### What to produce
Every line in the data below that holds "icon" should be found and copied.

### Available data

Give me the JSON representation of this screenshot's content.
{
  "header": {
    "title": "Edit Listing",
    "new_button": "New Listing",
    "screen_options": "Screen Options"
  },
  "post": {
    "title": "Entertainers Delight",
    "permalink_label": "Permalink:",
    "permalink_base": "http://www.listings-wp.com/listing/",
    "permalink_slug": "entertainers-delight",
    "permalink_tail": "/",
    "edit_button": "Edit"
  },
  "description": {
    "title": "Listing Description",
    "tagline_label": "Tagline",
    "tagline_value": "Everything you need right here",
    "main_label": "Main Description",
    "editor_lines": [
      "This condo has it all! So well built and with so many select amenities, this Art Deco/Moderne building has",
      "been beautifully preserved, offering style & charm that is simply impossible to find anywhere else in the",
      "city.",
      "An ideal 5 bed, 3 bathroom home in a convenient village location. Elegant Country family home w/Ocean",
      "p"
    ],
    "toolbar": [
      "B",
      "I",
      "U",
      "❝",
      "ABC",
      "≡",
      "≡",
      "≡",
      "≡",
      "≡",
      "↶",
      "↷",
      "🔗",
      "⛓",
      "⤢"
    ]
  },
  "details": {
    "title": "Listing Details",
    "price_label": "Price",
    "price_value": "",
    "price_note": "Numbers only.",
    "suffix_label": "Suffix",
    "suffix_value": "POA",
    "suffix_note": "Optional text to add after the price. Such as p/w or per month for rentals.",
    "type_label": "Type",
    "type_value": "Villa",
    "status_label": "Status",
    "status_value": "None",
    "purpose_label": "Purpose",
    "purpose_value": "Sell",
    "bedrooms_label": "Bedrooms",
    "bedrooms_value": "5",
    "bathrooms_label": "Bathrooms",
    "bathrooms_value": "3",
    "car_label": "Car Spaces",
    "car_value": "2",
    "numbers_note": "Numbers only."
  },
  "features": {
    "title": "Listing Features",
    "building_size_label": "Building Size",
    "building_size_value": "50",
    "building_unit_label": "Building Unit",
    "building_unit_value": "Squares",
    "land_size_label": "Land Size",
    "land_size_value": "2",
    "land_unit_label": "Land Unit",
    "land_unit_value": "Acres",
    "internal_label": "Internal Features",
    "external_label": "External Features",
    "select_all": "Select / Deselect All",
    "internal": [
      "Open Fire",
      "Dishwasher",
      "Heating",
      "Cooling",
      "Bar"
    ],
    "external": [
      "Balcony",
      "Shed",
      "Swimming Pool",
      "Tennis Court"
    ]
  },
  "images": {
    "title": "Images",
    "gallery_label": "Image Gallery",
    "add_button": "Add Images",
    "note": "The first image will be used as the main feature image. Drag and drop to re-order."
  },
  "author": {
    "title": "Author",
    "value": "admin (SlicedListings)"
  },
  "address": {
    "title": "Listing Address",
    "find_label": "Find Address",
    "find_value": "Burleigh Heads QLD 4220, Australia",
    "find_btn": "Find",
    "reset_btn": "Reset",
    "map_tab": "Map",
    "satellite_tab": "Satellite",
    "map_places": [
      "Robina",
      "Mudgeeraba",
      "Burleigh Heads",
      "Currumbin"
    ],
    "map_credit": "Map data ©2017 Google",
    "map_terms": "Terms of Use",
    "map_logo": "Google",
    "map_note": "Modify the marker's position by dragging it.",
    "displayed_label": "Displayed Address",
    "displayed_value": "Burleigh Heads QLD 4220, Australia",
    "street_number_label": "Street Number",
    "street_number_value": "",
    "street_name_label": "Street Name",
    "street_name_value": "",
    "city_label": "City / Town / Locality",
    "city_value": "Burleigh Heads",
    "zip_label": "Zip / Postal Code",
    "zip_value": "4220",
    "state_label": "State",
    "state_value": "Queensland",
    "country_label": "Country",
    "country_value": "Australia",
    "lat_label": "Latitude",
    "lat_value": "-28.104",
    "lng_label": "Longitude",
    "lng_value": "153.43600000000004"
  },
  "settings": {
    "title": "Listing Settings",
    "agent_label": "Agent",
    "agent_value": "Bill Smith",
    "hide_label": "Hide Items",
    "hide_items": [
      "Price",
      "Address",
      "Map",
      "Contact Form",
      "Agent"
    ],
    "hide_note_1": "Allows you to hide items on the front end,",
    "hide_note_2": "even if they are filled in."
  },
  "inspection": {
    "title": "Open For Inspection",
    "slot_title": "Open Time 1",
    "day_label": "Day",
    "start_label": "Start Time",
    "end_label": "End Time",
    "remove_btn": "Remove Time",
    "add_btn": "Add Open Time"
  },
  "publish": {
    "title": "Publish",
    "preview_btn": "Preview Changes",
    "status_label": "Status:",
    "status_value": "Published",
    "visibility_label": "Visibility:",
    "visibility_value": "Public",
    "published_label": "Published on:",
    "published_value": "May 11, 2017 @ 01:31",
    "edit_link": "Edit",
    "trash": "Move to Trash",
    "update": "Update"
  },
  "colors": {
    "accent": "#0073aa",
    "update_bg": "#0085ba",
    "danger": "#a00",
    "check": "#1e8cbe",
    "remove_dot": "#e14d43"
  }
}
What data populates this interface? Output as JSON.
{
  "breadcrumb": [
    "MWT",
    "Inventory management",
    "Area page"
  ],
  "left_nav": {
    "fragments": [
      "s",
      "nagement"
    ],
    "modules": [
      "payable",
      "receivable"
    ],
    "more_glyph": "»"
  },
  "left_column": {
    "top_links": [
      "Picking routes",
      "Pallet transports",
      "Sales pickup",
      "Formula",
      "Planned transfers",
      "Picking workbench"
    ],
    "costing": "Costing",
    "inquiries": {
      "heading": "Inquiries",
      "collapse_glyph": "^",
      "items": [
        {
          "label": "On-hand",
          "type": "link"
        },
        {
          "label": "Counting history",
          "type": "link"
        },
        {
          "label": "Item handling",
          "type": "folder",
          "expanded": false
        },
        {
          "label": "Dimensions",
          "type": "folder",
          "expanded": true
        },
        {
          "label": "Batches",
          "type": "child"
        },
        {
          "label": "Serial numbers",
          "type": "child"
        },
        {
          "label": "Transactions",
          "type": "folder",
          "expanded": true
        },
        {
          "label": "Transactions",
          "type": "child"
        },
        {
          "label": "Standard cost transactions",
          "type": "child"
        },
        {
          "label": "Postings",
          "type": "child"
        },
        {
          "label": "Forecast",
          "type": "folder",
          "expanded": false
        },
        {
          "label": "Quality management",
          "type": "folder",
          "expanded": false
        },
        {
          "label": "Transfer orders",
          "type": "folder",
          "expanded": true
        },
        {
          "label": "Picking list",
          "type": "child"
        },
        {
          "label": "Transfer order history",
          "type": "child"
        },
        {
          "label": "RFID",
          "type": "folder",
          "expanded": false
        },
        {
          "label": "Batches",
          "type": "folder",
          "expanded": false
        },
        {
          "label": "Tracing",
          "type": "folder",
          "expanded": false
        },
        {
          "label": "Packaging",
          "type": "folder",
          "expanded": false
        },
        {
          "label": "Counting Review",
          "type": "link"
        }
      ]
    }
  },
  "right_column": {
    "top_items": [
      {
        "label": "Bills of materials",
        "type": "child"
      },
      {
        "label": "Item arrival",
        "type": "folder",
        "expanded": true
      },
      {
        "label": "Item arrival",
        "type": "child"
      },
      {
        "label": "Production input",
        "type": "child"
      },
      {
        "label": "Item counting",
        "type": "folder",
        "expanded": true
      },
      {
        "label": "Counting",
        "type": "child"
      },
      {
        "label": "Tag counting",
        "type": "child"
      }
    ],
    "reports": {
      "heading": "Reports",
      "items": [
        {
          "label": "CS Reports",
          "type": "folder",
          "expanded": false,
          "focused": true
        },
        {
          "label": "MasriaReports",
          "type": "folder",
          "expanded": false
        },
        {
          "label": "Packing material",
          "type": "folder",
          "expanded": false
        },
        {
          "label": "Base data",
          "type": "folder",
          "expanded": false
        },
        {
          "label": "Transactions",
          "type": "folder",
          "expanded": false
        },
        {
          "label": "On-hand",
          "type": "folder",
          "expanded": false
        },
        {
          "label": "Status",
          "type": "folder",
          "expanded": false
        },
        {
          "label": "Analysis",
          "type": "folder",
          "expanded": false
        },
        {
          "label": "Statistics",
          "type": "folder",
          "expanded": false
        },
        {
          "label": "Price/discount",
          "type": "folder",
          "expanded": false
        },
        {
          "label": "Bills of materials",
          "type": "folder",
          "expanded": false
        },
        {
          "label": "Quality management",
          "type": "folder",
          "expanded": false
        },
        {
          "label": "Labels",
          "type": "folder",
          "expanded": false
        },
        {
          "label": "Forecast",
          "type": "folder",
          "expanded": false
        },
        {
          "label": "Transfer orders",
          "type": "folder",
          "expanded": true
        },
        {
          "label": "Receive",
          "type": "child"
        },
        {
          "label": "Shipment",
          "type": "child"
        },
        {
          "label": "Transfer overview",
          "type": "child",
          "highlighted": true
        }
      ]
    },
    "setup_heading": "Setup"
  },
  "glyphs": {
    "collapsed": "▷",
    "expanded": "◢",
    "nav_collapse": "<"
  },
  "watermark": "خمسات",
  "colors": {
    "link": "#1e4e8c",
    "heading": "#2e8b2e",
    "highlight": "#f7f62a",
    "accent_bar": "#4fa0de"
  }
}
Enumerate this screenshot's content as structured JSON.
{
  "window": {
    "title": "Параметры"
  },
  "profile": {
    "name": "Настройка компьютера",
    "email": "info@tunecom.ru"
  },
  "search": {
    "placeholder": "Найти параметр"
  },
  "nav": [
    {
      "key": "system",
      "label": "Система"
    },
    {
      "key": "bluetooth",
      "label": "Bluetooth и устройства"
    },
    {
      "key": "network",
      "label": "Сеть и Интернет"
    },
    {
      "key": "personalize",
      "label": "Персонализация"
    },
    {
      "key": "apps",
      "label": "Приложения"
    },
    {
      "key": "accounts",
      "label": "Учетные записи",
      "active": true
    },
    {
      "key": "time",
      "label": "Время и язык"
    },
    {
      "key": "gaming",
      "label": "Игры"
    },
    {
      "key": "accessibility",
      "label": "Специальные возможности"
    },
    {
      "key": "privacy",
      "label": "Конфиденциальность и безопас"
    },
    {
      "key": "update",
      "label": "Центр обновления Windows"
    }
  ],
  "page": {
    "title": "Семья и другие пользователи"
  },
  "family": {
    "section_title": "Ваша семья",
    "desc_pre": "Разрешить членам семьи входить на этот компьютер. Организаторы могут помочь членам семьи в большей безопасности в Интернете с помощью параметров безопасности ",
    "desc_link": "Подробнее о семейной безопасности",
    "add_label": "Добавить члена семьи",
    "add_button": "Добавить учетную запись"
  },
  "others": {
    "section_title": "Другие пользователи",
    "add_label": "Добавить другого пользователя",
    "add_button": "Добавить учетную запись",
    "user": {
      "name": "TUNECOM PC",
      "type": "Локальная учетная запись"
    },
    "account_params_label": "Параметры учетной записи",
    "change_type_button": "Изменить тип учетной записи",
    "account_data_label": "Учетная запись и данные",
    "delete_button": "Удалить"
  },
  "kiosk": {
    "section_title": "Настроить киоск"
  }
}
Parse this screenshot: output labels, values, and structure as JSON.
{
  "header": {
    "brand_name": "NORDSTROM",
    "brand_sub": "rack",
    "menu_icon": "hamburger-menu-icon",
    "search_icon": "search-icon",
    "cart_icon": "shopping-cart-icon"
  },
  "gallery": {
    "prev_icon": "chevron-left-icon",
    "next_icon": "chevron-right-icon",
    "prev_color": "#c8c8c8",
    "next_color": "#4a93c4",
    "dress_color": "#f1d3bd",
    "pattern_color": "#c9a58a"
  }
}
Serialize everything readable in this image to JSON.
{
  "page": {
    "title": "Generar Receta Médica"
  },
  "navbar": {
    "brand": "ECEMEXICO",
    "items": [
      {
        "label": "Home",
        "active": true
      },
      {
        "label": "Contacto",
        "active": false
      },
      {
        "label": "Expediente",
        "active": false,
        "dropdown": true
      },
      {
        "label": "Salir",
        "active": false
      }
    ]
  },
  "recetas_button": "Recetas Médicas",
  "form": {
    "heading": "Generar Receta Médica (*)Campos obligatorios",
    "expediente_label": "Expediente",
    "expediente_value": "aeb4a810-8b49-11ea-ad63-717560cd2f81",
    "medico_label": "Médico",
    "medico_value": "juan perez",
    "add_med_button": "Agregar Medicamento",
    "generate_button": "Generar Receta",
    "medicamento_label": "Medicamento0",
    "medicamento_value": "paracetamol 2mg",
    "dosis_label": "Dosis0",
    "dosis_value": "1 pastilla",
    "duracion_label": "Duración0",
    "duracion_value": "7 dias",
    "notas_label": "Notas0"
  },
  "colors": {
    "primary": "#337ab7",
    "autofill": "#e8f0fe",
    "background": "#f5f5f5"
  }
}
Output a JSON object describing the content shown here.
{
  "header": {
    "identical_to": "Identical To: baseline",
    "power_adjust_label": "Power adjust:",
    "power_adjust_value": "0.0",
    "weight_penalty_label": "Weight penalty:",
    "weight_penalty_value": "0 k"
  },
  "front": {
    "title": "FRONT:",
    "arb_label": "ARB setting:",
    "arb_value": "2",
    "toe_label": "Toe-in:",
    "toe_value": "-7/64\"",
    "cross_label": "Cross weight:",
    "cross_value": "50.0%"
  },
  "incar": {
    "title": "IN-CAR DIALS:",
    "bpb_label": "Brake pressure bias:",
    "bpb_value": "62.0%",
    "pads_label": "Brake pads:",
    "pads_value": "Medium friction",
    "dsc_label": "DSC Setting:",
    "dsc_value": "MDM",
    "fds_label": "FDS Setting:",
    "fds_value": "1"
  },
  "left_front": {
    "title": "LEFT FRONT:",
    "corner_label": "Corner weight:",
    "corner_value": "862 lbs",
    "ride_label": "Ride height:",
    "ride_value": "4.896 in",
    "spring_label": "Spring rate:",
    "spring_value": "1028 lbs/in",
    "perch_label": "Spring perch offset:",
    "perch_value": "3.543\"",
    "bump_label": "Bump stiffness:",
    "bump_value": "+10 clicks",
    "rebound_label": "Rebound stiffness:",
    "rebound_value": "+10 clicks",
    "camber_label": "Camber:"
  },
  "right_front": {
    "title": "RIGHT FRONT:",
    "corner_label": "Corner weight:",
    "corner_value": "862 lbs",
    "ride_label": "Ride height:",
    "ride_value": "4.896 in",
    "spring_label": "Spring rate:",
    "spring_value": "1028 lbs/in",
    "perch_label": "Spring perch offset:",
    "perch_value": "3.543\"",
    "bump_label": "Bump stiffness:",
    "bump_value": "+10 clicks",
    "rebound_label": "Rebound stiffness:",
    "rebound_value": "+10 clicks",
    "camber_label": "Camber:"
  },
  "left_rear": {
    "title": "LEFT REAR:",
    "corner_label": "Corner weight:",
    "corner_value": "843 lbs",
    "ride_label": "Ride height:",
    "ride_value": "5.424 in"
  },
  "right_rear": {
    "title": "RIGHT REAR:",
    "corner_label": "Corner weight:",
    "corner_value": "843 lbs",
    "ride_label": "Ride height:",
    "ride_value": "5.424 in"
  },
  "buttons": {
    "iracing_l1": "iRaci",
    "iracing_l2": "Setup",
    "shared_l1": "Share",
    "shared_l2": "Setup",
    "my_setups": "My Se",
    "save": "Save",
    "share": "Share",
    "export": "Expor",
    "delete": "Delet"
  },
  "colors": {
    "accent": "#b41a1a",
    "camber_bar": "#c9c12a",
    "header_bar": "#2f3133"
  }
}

### Response area
    "menu_icon": "hamburger-menu-icon",
    "search_icon": "search-icon",
    "cart_icon": "shopping-cart-icon"
    "prev_icon": "chevron-left-icon",
    "next_icon": "chevron-right-icon",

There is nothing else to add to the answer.